Look around your living room. What do you see?
You probably have at least one family heirloom, possibly an antique, passed down from your ancestors through the generations.
Here's just one example of a Russian samovar; there are many types and shapes. The samovar was also used in Iran. In our family we have both: a late 19th century Russian samovar from my great-grandmother and a late 19th century Persian samovar (produced in Russia).
Many people will have tangible items of family history on display including precious photographs, portraits, and objects carefully carried during difficult immigrations to new homes around the world. Others may hold collections of papers and documents passed down from ancestors, holiday greeting cards, wedding invitations and more. One researcher even has her Lithuanian grandmother's 1901 wedding trousseau.
One family treasure often seen in the homes of those with Eastern European Jewish roots is a brass or silver candlestick or pair of candlesticks.
PHOTO: An Eastern European candlestick
My own family heirlooms - from Belarus - include a beautiful tablecloth, cross-stitched by my great-grandmother, a Russian samovar she carried to New York in 1904, and a wedding gift of six large silver spoons, each bearing the Cyrillic initial for "T" (Talalay).
From my husband's Persian family, we preserve beautiful handmade pieces of naghde, netting embroidered with gold and silver bullion (very thin strips of the precious metal used as embroidery materials), and a few pieces of termeh, a rich brocade intricately embellished with the same gold and silver embroidery. We have beautiful Persian carpets, as well as silver pieces, and numerous handcrafted copper trays mde in Isfahan. The trays are heavy and come in all sizes, from very large (coffee-table size) to small serving trays, created with all types of designs. Here's one example of what these trays look like:

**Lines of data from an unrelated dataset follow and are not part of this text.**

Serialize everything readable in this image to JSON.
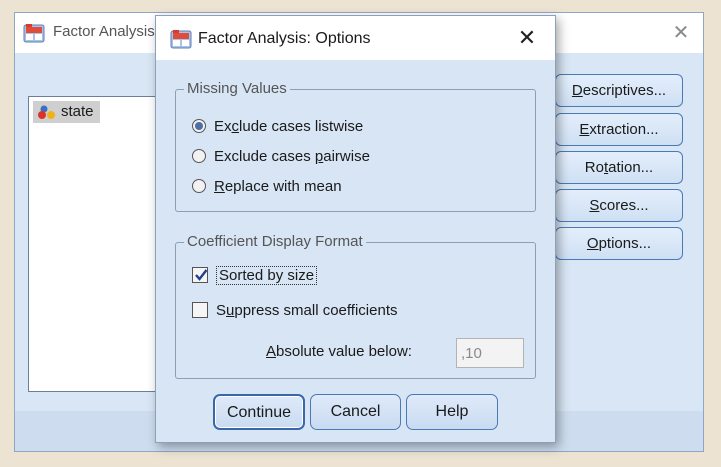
{
  "background_window": {
    "title": "Factor Analysis",
    "close_label": "✕",
    "variables": [
      {
        "label": "state",
        "icon": "nominal-variable-icon"
      }
    ],
    "buttons": [
      {
        "prefix": "",
        "mnemonic": "D",
        "suffix": "escriptives..."
      },
      {
        "prefix": "",
        "mnemonic": "E",
        "suffix": "xtraction..."
      },
      {
        "prefix": "Ro",
        "mnemonic": "t",
        "suffix": "ation..."
      },
      {
        "prefix": "",
        "mnemonic": "S",
        "suffix": "cores..."
      },
      {
        "prefix": "",
        "mnemonic": "O",
        "suffix": "ptions..."
      }
    ]
  },
  "dialog": {
    "title": "Factor Analysis: Options",
    "close_label": "✕",
    "missing_values": {
      "group_title": "Missing Values",
      "options": [
        {
          "prefix": "Ex",
          "mnemonic": "c",
          "suffix": "lude cases listwise",
          "selected": true
        },
        {
          "prefix": "Exclude cases ",
          "mnemonic": "p",
          "suffix": "airwise",
          "selected": false
        },
        {
          "prefix": "",
          "mnemonic": "R",
          "suffix": "eplace with mean",
          "selected": false
        }
      ]
    },
    "coefficient_format": {
      "group_title": "Coefficient Display Format",
      "sorted": {
        "label": "Sorted by size",
        "checked": true
      },
      "suppress": {
        "prefix": "S",
        "mnemonic": "u",
        "suffix": "ppress small coefficients",
        "checked": false
      },
      "absolute": {
        "mnemonic": "A",
        "suffix": "bsolute value below:",
        "value": ",10"
      }
    },
    "buttons": {
      "continue": "Continue",
      "cancel": "Cancel",
      "help": "Help"
    }
  },
  "colors": {
    "dialog_bg": "#d7e5f5",
    "button_border": "#4a7ab5",
    "radio_dot": "#4c6fa8",
    "check_mark": "#1f3f8f",
    "screen_bg": "#ece3d3"
  }
}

Imagine if these treasures could speak? We would learn family history, understand and unravel family mysteries and we could even ask them questions!
Family history research is not only names and dates, but learning about real people - our ancestors. Who were they? What did they do? How did they live their lives every day?
Each item, regardless of origin, carries the story of where it came from, how it arrived in the our ancestor's hands, and how we today came to possess it. As we continue to tell these stories, we also keep our family history alive.
There is another side, however, to being the guardians of these precious heirlooms. What will happen to them in the future? Who will inherit them? Who will care for them, love them, and continue to tell their stories with love and respect?
Some say a wise mother or father should make arrangements for the disposition of heirlooms while they are still alive, that they should decide which items should go to which child or other relative.
Others ask what will happen when the younger generations don't want to polish ornate silver or the design doesn't fit in with their taste.
What you can also do to prepare for the future is to learn how to properly preserve artifacts. Talk to experts as different materials require different methods. Do identify each object, photograph it, and keep records. Research each item's history and its relation to your family.
Encourage the younger generations of your family to get involved, by gifting them with books on family history or related books on names or geography relevant to your family. Provide them with copies of genealogy data, photographs, documents and family letters.
Family history didn't stop with our ancestors. What happens today is family history for future generations. Use every opportunity to encourage family members to get involved and to keep this alive.
I look forward to hearing from readers who have their own family heirlooms. What are they? What do they represent? Where are they from? How do you share their stories? And to whom will you give them in the future?